Demonstrate capability as inquirers to locate, evaluate, manage, and use information and research to develop and guide their own knowledge, learning, and practice.
Information literacy is a building block for lifelong learning, it encourages and informs problem solving and critical thinking. Information literate people can access authoritative information, empowering them to make critical decisions about their personal and professional lives, creating a greater impact on their communities and helping to solve real world problems.
In the Curriculum
To ensure Information & Research Literacies (I&RL) are effectively embedded into courses and subjects:
- Map I&RL across a course.
- Plan and scaffold I&RL throughout the entire degree.
- Include I&RL in the objectives and learning outcomes in several subjects and assessment tasks.
- Assess I&RL using a variety of methods.
- Include I&RL in your marking criteria
A graduated or tiered approach to the implementation of the Information and Research Literacies GLO is recommended. The GLO elements need to be made explicit in several core subjects throughout the course. They may also be implicit in many other subjects in the course.
The recommended development of information literacy skills:
- Foundation level: Students transitioning to academic study typically need assistance understanding the difference between scholarly and non-scholarly materials, learning what library resources are available to them, and evaluating the information sources they’ve found.
- Proficient level: Students should now feel comfortable using Primo Search to locate subject readings and to find their own material beyond the recommended reading list. They will benefit from learning advanced search techniques and searching in journal databases or discipline specific sources. Learning how to use EndNote will assist with managing reading material and more efficient referencing.

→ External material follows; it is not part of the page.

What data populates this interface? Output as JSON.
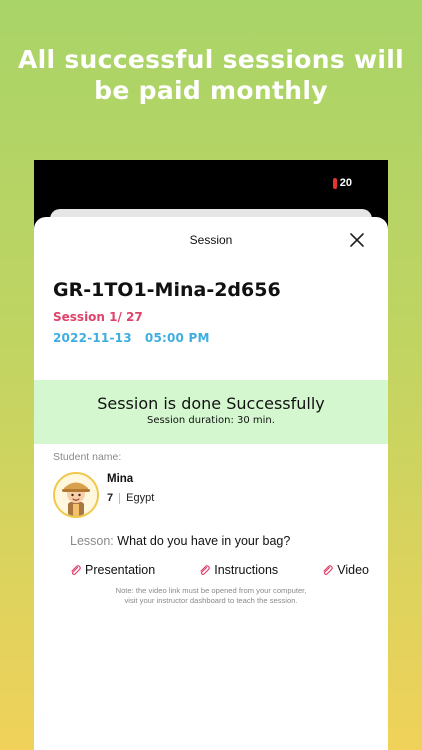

- Advanced level: Students should be using a wide range of resources and understand the key discipline specific sources in their field. They will benefit from learning the difference between primary, secondary, and tertiary information sources, the information cycle, and how the process of information creation underpins their ethical use of information as consumers, workers and lifelong learners. Students can use existing knowledge to identify information gaps and creates new research questions.
Explicitly acknowledge the knowledge, skill and application of the Information and Research Literacies GLO in the learning outcomes, assessment tasks and rubrics of at least 3 assessments in core subjects in a course. This should be supplemented by learning activities to ensure students acquire these skills. The library can provide support and suggestions for this.
- Tell students what kind of sources they are expected to use and help them make distinctions where ambiguities occur.
- Make clear to students that you will pay close attention to the sources that they choose, and that their grade for the assessment will depend partly on the quality of their reference list. Engage with the Library to identify the support resources available for students.
- Set assessments and learning activities that emphasise comparing, contrasting, and evaluating ideas are more likely to spur independent thought in students.
- For research papers or presentations, break longer assessments into steps by having students first submit an outline with their research question, a short outline of what will be covered, and an annotated bibliography.
- Encourage students to seek support for research and information evaluation from the library.
Information and Research Literacies can be explicitly assessed or used discretely with focused criteria. The library’s Information and Research Literacies Guide provides a range of effective assessment examples.
For additional support, please see the library guide below or contact your library faculty support team: